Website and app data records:

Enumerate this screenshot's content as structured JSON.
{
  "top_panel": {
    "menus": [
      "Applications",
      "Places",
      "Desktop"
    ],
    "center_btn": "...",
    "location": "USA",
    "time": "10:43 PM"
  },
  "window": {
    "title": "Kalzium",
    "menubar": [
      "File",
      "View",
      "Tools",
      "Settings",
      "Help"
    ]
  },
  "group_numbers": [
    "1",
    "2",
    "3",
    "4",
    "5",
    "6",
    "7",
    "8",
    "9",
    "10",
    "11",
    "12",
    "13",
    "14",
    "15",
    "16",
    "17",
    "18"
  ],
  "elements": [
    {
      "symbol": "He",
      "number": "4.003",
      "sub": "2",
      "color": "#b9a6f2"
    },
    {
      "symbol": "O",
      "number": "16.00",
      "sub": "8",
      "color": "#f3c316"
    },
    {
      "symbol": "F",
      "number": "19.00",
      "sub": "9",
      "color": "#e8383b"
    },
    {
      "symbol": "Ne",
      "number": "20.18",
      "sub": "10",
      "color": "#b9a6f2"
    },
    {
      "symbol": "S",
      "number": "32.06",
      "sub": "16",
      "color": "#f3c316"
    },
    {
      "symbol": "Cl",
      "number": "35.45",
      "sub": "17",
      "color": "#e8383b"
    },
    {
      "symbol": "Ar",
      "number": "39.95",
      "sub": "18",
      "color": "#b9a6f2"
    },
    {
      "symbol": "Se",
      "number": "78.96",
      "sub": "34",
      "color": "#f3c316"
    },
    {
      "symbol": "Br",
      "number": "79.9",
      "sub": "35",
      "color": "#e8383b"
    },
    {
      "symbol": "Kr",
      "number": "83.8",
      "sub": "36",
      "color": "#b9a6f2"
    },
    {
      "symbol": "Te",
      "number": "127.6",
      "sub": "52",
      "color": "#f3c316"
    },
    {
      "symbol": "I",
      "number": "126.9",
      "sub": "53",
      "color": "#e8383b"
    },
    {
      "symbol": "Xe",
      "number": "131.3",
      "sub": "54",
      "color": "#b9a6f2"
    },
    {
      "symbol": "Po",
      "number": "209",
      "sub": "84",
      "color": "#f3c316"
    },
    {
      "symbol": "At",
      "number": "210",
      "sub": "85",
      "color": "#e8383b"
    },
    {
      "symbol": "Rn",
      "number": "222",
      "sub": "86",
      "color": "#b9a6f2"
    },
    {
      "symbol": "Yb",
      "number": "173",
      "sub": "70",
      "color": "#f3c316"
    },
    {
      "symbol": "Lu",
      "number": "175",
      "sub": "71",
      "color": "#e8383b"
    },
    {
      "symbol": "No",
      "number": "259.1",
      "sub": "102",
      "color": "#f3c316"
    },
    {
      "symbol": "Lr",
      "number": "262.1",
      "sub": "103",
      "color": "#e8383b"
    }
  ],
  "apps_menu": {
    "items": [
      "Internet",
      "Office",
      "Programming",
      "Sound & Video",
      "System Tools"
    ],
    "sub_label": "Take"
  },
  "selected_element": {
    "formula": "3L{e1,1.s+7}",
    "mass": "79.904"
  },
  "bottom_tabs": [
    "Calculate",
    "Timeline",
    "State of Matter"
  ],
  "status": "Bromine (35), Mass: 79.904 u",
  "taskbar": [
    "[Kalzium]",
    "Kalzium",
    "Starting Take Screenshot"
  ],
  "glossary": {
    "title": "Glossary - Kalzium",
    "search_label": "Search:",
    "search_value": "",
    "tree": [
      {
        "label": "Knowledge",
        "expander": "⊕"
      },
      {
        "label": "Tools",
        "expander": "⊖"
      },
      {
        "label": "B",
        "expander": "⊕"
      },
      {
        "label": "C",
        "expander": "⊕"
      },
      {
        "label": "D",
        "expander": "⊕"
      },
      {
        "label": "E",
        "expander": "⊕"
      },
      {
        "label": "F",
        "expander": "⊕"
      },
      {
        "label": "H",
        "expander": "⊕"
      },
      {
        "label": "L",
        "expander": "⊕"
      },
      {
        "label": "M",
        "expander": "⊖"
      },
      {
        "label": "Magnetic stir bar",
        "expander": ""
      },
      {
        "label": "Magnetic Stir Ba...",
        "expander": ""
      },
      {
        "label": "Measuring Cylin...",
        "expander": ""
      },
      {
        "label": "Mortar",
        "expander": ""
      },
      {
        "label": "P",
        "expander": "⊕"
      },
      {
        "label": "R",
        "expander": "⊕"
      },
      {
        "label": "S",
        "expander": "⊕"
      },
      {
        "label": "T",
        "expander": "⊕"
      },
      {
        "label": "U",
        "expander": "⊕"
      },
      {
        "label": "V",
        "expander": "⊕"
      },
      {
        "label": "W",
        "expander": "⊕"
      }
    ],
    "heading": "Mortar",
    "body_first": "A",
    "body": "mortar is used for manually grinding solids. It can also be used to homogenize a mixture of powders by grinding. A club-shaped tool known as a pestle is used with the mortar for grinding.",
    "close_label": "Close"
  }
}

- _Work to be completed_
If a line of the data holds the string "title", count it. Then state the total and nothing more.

- _Response to this exercise_
2